Opioid overdoses are claiming more victims than any other drug in America - Sovereign Health Group
Articles / Blog

Reach Out To Us Today!Most Private Insurance Accepted
08-10-17 Category: Addiction, Heroin Treatment, Opioid

Studies show that in the United States, prescription drugs are the most widely abused class of drugs, immediately after alcohol and marijuana, and succeeded by street drugs such as cocaine, heroin and methamphetamine. Medicines, such as painkillers, prove to be effective only if they are taken as prescribed by a doctor for the purpose of alleviating pain arising from an antecedent ailment. However, misuse or abuse of these medicines may lead to an addiction causing people to languish in the throes of a prescription opioid addiction epidemic.

A new study conducted by the University of Virginia suggests that the numbers of opioid and heroin-related overdose fatalities have largely been underreported across the nation. The findings reveal that the actual opioid and heroin-related fatalities were 24 and 22 percent higher respectively than the reported rates. Although the differences were apparent across states, significant understated variations from the reported figures on opioid deaths were observed for California, Louisiana, Pennsylvania, New Jersey and Arizona. On the other hand, the opioid mortality rates in New Mexico, Ohio, Connecticut, Kentucky, South Carolina and Florida were dramatically overestimated.

Experts believe that the main reason for this epidemic assuming mammoth proportions is the deceptive tactics used by several pharmaceutical companies during the early 1990s to push their drugs into the markets, thereby contributing in great measure to the ongoing crisis. Companies such as Purdue Pharma were sued for their misleading advertisements for promoting OxyContin in 2000 by downplaying the addictive risks of the drug which has led to the present scenario. Unfortunately, due to the misbranding campaigns of such pharmaceutical giants, the U.S., which comprises only 5 percent of the world’s population, is responsible for 75 percent of the prescription opioid use worldwide. According to the Centers for Disease Control and Prevention (CDC), “approximately 70 percent of all Americans take a pharmaceutical drug daily.” In fact, popping pills has become a daily ritual for most Americans. If one were to exclude senior citizens, the figures would soar to an astronomical 90 percent. But, what is posing to be an even more worrisome trend is that 20 percent of children are now pharmaceutical drug users. Abuse of prescription medicines to relieve pain is the underlying cause for this nationwide epidemic. CDC statistics show that since 2003, there has been a steady spike in the number of deaths related to prescription drug abuse. Painkillers have claimed more lives than heroin and cocaine combined.

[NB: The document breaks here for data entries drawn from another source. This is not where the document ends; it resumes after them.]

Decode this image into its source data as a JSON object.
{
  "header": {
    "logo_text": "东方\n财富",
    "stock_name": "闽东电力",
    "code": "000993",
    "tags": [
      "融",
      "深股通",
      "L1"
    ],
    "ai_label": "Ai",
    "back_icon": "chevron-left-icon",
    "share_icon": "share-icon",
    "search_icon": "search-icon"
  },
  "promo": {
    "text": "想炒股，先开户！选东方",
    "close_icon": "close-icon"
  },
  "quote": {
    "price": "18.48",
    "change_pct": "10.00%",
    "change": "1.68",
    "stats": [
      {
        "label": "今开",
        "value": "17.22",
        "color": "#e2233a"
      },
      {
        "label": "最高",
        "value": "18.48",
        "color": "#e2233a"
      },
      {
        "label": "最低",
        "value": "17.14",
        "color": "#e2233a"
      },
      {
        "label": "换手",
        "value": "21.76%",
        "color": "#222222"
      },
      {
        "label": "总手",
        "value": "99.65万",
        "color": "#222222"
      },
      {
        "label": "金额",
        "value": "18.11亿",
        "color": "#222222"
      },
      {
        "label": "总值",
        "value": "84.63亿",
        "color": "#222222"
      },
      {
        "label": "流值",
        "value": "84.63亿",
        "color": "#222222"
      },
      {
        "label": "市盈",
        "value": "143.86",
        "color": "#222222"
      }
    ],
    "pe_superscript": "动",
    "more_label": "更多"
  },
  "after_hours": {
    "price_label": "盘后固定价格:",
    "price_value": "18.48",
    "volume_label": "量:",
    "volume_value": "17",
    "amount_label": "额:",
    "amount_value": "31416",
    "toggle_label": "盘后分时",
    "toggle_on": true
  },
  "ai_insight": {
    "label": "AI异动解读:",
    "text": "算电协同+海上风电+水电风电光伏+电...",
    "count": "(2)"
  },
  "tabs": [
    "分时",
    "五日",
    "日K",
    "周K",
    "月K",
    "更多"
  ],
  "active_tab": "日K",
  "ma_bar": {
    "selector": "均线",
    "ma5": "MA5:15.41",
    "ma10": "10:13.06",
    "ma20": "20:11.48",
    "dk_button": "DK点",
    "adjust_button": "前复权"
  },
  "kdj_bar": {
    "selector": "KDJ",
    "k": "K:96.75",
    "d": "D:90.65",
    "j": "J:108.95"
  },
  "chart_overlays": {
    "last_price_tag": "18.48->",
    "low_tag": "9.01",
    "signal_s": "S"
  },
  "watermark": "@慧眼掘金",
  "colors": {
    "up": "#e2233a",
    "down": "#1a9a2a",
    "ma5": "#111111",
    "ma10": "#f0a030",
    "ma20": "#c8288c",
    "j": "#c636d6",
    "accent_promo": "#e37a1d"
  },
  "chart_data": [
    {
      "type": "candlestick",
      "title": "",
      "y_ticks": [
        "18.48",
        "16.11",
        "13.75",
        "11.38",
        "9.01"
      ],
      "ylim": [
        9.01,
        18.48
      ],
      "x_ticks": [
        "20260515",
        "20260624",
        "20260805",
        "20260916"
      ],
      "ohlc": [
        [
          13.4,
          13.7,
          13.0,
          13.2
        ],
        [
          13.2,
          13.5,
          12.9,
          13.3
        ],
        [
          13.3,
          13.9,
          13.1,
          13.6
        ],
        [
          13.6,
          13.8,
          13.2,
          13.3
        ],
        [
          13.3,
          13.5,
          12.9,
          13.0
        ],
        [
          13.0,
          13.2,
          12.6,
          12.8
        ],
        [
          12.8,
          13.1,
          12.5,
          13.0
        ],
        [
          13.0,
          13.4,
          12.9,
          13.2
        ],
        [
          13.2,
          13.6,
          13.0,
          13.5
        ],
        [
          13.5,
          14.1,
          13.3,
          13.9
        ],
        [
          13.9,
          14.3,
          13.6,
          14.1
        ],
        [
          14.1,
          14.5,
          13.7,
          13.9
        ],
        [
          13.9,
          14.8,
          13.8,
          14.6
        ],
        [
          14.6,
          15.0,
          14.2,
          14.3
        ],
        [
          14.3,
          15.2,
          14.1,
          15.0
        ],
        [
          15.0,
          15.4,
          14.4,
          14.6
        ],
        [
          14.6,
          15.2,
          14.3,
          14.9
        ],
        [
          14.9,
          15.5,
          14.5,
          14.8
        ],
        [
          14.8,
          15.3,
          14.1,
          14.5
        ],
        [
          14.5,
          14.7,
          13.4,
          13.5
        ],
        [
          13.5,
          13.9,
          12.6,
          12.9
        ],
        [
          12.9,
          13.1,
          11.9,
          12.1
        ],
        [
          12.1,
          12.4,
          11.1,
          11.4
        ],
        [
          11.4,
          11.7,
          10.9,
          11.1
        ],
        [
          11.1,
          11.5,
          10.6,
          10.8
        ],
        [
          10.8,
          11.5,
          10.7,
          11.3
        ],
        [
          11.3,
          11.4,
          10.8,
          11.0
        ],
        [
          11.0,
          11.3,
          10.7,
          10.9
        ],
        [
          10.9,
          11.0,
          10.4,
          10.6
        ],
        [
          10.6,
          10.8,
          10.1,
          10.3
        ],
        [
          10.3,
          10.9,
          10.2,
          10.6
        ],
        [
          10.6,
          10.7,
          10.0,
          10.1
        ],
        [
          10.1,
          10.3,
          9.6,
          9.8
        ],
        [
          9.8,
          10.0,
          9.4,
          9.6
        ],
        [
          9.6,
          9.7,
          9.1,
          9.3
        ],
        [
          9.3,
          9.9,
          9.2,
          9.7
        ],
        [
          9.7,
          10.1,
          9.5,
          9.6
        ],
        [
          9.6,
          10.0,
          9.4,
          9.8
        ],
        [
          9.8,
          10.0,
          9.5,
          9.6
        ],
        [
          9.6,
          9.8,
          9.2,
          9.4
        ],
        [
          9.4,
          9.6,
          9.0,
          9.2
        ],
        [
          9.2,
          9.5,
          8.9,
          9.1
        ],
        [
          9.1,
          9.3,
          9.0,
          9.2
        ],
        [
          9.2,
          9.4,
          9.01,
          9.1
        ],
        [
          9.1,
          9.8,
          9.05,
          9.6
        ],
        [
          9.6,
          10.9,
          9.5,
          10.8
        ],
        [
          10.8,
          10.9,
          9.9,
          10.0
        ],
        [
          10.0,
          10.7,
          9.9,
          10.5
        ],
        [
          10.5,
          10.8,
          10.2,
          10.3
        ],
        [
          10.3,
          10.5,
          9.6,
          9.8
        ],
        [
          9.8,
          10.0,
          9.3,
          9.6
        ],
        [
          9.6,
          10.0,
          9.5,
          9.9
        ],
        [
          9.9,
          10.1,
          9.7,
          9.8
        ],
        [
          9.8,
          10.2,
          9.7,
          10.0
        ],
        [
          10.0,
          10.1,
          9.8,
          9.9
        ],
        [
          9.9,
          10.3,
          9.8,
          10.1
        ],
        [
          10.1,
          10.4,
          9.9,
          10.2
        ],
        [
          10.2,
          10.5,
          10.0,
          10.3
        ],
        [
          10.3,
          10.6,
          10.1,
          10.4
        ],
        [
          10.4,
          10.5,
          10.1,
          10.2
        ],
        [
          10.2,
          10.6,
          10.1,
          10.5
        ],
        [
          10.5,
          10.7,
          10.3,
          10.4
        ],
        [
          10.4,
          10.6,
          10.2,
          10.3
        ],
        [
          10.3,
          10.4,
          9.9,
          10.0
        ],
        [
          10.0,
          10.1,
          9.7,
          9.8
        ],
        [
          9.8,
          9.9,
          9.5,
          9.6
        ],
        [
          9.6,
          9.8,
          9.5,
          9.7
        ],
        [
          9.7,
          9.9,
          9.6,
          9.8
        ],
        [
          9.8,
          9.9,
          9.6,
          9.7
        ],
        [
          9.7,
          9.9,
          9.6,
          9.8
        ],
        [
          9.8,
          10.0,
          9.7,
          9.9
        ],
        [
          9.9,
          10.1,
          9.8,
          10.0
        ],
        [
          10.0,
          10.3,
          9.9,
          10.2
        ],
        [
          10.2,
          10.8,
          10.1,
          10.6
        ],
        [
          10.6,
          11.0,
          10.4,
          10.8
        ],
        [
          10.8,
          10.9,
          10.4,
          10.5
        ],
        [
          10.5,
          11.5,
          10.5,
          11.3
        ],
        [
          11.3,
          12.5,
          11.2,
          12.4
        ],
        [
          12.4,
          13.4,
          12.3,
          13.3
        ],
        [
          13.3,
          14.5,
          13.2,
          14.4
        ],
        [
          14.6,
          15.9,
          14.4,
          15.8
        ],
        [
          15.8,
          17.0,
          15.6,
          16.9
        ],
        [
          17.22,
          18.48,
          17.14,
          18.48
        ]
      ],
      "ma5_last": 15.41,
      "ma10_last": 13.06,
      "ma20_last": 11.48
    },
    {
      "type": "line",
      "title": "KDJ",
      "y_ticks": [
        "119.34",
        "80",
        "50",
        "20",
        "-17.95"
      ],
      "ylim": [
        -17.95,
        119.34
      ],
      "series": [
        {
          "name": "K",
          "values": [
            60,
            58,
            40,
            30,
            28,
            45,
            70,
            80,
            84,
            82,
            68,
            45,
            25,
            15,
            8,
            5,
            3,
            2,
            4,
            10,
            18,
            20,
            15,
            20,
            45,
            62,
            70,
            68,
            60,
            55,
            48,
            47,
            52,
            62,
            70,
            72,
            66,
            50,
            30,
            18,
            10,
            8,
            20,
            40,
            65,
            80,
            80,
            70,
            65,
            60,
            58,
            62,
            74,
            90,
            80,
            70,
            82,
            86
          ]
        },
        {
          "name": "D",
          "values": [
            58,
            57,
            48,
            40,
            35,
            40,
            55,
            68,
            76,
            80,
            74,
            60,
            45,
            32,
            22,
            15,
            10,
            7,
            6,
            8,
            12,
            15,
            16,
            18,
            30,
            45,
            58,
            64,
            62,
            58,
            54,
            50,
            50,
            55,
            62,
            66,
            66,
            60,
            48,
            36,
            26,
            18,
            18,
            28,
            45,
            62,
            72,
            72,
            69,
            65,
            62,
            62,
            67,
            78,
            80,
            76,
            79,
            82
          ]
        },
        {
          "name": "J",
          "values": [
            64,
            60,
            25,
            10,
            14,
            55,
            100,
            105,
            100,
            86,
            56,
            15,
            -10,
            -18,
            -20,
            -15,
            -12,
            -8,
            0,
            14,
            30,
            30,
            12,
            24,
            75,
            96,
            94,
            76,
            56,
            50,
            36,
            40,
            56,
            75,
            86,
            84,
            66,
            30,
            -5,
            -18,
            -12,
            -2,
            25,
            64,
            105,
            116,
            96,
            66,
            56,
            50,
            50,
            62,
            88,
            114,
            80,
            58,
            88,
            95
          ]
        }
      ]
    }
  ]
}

How to put an end to the prescription opioid epidemic?

Exceeding the medically-prescribed dose or taking painkillers for non-medical reasons is bound to increase an individual’s potential for abuse. Some of the measures to rein in this ever-growing epidemic are:

  • Curb medical use of opioid painkillers: The prescription drug abuse epidemic has grabbed the attention of government agencies, such as the Centers for Disease Control and Prevention (CDC), which have revised their opioid prescribing guidelines for chronic pain in 2016 to curb this ever-growing menace. Health care professionals have been provided with additional tools and information to make more cautious prescribing decisions.
  • Use alternative therapies to treat addiction: Medical practitioners are keen on expanding access to evidence-based addiction treatment therapies, such as cognitive behavioral therapy (CBT), which includes medically assisted detoxification for victims of opioid use disorder.
  • Provide widespread access to naloxone: Spreading awareness about and expanding access and use of the life-saving opioid overdose reversal drug, naloxone, to save the lives of victims of opioid overdose should be promoted.
  • Work jointly with authorities: Both state as well as local public health agencies, medical examiners and coroners, in addition to law enforcement agencies, must collaborate to detect any outbreak of opioid overdose and respond immediately to tackle the resulting threats to public health and safety at large.

Opioid addiction can be treated

America is in the midst of a raging opioid crisis, which is adding to the number of fatalities at a rapid rate. Unfortunately, millions of Americans find themselves being trapped in the fetters of addiction faster than they may ever realize. The only way to lead a sober life again is to undergo an individualized prescription drug addiction treatment program at a well-known drug addiction rehab to reverse the damaging effects of lethal opioids.

If you or your loved one is battling an addiction to any opioids or heroin, call our 24/7 helpline number or chat online to know about our state-of-the-art addiction treatment centers spread across California. Sovereign Health understands the misery of someone who is unable to refrain from dangerous prescription opioids despite the negative effects on his or her life. Our customized addiction recovery plans at Sovereign Health of San Clemente are designed to treat the person holistically.

We accept Most Private Insurance, reach out to us to so we can help!

Call Now Button